Also, with the collaboration of the ex-prime minister Haidar Abadi, the US got Baghdad to freeze over 90 million dollars due to a Lebanese constructor who has fulfilled contracts in various Iraqi cities, but who is accused by the Americans of being close to Hezbollah.
Moreover, the US Treasury Department is forcing the Lebanese Central bank to provide an impressive amount of information and databases on civilians – under the heading of fighting terrorism – and managed to freeze the accounts of many Shia, including those who have nothing whatsoever to do with the organisation.
And finally, the US administration put on its list of terrorists the Secretary-General of Hezbollah, his deputy, and various top leaders. These men will thus never be able to visit Disneyland or enjoy the wildlife in Las Vegas!
The US seems unaware that both Iran and Russia are eager to see the US lift their conditional support to the Lebanese Army and government. In coordination with the Lebanese government, Iran can build many factories in Lebanon, benefitting from its experience in various fields, mainly in the pharmaceutical domain, car production, domestic utilities and military industry. In parallel, Russia is already actively establishing connections with Lebanese officials, inviting them to Moscow, which will increase its presence and foothold in the Lebanon.

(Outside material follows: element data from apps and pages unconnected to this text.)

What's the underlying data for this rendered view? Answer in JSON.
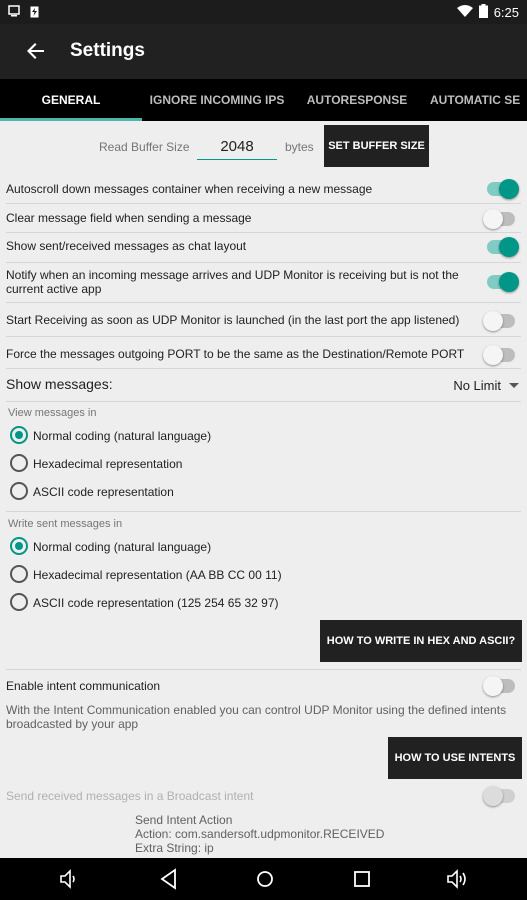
{
  "status_bar": {
    "time": "6:25"
  },
  "appbar": {
    "title": "Settings"
  },
  "tabs": [
    {
      "label": "GENERAL"
    },
    {
      "label": "IGNORE INCOMING IPS"
    },
    {
      "label": "AUTORESPONSE"
    },
    {
      "label": "AUTOMATIC SE"
    }
  ],
  "buffer": {
    "label": "Read Buffer Size",
    "value": "2048",
    "unit": "bytes",
    "button": "SET BUFFER SIZE"
  },
  "toggles": [
    {
      "label": "Autoscroll down messages container when receiving a new message",
      "on": true
    },
    {
      "label": "Clear message field when sending a message",
      "on": false
    },
    {
      "label": "Show sent/received messages as chat layout",
      "on": true
    },
    {
      "label": "Notify when an incoming message arrives and UDP Monitor is receiving but is not the current active app",
      "on": true
    },
    {
      "label": "Start Receiving as soon as UDP Monitor is launched (in the last port the app listened)",
      "on": false
    },
    {
      "label": "Force the messages outgoing PORT to be the same as the Destination/Remote PORT",
      "on": false
    }
  ],
  "show_messages": {
    "label": "Show messages:",
    "value": "No Limit"
  },
  "view_in": {
    "title": "View messages in",
    "options": [
      "Normal coding (natural language)",
      "Hexadecimal representation",
      "ASCII code representation"
    ],
    "selected": 0
  },
  "write_in": {
    "title": "Write sent messages in",
    "options": [
      "Normal coding (natural language)",
      "Hexadecimal representation (AA BB CC 00 11)",
      "ASCII code representation (125 254 65 32 97)"
    ],
    "selected": 0
  },
  "hex_button": "HOW TO WRITE IN HEX AND ASCII?",
  "intent": {
    "label": "Enable intent communication",
    "description": "With the Intent Communication enabled you can control UDP Monitor using the defined intents broadcasted by your app",
    "button": "HOW TO USE INTENTS",
    "broadcast_label": "Send received messages in a Broadcast intent",
    "info_lines": [
      "Send Intent Action",
      "Action: com.sandersoft.udpmonitor.RECEIVED",
      "Extra String: ip"
    ]
  },
  "colors": {
    "accent": "#009688",
    "appbar": "#212121",
    "tabbar": "#000000"
  }
}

There is nothing the US can do to reduce Hezbollah’s military power today. Sayyed Nasrallah is said to be ready to unleash his precision missiles against Israel to show his strength and, above all, to prove how weak Israel will be in any future war. There is no doubt that Israel has an impressive military machine with a great capacity for destruction. Nevertheless, since 1949 Israel has never been subjected to precision missiles with hundreds of explosives on each of their warheads, capable of covering the entire Israeli territory and of reaching any target.
If Israel’s Iron Dome can intercept 80% of Hezbollah’s missiles, the consequences of 2000 missiles (out of 10,000, of which 8000 were intercepted) hitting their targets with 400-500 kg of explosives each are inconceivable for Israel. That means an equivalent of 1.000.000 kgs of explosive if Hezbollah were to limit its use to 10,000 missiles and no more than that (Israel claim Hezbollah has 150,000 rockets and missiles).
Hezbollah represents a sizeable chunk of the Lebanese population. It is not a conventional organisation, but one that has become part of the “hearts and minds” of the population–an old strategy that Hezbollah adopted so as to integrate with the population and the society it is living in.
Hezbollah did use force domestically on one occasion, in the May 7, 2008 episode when the group took the Lebanese capital by firing only a few bullets-much less time than it took Israel to occupy Beirut in 1982. Hezbollah doesn’t need to use military power to control Lebanon. But the Lebanese Shia are no longer alone in the Axis of Resistance. This axis won’t hesitate to turn tables on the US if pushed to take control of the country: which may happen if the US continues efforts to submit Lebanon to its hegemony.
By Elijah J. Magnier
Source: Elijah J. Magnier